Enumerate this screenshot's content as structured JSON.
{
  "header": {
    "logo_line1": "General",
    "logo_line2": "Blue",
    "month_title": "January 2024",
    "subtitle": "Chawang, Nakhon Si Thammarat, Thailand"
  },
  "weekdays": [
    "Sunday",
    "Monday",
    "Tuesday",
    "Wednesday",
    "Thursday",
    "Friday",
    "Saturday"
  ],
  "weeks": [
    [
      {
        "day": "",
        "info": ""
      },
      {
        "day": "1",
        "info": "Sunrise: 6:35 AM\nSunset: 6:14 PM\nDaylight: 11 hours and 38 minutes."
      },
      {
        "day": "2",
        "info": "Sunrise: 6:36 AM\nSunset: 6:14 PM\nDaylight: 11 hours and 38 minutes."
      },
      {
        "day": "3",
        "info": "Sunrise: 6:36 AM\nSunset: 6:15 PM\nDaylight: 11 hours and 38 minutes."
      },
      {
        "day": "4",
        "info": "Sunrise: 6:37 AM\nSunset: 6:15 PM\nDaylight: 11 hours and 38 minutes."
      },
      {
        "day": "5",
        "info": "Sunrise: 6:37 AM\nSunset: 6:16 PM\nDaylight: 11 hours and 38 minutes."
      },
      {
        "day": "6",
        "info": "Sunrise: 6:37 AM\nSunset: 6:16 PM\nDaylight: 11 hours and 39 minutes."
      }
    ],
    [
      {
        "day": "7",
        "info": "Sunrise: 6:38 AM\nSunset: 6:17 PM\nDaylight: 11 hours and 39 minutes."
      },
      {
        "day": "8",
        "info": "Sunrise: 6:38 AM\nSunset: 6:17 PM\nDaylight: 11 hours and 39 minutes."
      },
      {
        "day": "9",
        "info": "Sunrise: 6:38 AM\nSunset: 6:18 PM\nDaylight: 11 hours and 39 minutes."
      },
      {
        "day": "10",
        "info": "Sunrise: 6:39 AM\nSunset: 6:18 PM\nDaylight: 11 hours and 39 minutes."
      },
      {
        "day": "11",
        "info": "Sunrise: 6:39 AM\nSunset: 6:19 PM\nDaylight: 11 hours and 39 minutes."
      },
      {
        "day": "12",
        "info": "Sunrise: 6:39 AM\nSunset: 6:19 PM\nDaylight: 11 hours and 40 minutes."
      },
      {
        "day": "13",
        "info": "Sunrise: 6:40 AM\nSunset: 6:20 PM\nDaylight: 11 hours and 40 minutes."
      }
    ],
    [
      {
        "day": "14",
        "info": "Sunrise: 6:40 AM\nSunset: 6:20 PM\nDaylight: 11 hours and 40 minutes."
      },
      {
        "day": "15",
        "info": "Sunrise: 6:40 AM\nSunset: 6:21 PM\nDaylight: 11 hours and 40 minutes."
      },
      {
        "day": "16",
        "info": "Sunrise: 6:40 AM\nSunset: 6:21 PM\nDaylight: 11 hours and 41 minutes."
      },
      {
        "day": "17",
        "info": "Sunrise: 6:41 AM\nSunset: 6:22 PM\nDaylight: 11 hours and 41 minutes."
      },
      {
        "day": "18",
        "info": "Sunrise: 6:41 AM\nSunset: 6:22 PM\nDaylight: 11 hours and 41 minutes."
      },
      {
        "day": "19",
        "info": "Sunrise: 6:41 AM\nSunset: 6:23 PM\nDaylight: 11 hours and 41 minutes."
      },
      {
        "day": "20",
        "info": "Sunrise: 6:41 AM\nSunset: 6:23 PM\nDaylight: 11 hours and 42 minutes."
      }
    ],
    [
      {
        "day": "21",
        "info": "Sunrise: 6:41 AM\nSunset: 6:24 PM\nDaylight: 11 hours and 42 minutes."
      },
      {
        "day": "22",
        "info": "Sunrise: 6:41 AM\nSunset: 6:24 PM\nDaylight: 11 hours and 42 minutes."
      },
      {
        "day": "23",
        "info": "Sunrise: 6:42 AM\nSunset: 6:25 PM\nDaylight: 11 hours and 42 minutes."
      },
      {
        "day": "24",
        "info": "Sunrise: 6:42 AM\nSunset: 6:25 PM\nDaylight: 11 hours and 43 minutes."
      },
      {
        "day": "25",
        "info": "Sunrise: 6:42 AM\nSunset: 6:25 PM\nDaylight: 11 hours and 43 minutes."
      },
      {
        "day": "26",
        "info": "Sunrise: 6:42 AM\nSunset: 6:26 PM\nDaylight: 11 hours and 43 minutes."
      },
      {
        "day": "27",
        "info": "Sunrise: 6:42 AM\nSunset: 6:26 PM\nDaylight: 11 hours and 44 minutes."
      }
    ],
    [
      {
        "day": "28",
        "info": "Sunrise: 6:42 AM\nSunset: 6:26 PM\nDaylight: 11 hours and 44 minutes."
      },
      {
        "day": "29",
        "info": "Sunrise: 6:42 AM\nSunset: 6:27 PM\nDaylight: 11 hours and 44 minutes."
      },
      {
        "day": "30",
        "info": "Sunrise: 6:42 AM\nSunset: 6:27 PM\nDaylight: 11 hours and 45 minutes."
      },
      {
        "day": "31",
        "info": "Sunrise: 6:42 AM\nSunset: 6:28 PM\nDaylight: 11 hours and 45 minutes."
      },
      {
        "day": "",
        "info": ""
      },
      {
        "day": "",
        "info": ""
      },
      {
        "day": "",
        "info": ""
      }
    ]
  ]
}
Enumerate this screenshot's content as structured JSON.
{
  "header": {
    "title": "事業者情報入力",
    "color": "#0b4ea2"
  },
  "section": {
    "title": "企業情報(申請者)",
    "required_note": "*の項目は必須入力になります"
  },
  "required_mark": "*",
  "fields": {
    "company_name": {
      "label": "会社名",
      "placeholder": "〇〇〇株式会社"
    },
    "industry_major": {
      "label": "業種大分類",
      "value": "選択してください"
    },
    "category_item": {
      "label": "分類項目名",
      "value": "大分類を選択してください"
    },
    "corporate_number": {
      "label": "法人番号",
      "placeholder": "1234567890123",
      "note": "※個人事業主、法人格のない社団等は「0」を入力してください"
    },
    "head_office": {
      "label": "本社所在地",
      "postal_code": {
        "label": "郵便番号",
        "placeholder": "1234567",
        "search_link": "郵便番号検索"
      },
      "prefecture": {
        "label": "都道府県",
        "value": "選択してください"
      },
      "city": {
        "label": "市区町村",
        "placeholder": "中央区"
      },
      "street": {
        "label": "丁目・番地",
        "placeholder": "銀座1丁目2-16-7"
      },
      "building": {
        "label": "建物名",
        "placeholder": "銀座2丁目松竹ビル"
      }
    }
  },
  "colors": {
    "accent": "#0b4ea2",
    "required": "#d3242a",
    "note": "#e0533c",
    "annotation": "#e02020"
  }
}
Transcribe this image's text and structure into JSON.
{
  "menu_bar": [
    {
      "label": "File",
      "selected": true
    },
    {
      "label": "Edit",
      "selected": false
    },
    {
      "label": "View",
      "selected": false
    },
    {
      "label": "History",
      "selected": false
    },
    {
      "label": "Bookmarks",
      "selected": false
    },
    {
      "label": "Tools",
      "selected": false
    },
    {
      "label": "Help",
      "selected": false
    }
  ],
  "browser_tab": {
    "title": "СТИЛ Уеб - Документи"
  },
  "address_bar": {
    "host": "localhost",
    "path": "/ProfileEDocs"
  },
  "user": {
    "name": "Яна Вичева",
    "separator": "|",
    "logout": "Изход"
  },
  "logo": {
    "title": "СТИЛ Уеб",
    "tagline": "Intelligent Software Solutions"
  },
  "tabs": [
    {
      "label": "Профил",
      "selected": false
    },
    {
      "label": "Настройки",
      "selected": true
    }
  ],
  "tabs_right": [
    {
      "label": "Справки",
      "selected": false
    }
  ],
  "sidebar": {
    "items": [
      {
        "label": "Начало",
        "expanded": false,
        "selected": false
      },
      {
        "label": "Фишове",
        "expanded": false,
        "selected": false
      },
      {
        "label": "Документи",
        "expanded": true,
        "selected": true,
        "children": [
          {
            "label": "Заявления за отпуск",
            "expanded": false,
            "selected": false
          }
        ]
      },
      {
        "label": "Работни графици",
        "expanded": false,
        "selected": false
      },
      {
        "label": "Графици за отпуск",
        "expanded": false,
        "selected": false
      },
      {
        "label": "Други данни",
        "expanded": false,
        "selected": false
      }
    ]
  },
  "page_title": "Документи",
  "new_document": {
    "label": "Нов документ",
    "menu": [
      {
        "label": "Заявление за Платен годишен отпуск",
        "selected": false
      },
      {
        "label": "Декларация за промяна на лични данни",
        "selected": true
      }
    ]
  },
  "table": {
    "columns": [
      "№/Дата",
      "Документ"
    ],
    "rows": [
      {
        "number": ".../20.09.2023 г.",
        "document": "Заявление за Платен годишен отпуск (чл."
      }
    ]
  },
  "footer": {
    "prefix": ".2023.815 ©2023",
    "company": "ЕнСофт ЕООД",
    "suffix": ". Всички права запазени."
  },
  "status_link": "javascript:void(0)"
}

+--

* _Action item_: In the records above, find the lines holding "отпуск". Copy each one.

* _Answer to this problem_:
            "label": "Заявления за отпуск",
        "label": "Графици за отпуск",
        "label": "Заявление за Платен годишен отпуск",
        "document": "Заявление за Платен годишен отпуск (чл."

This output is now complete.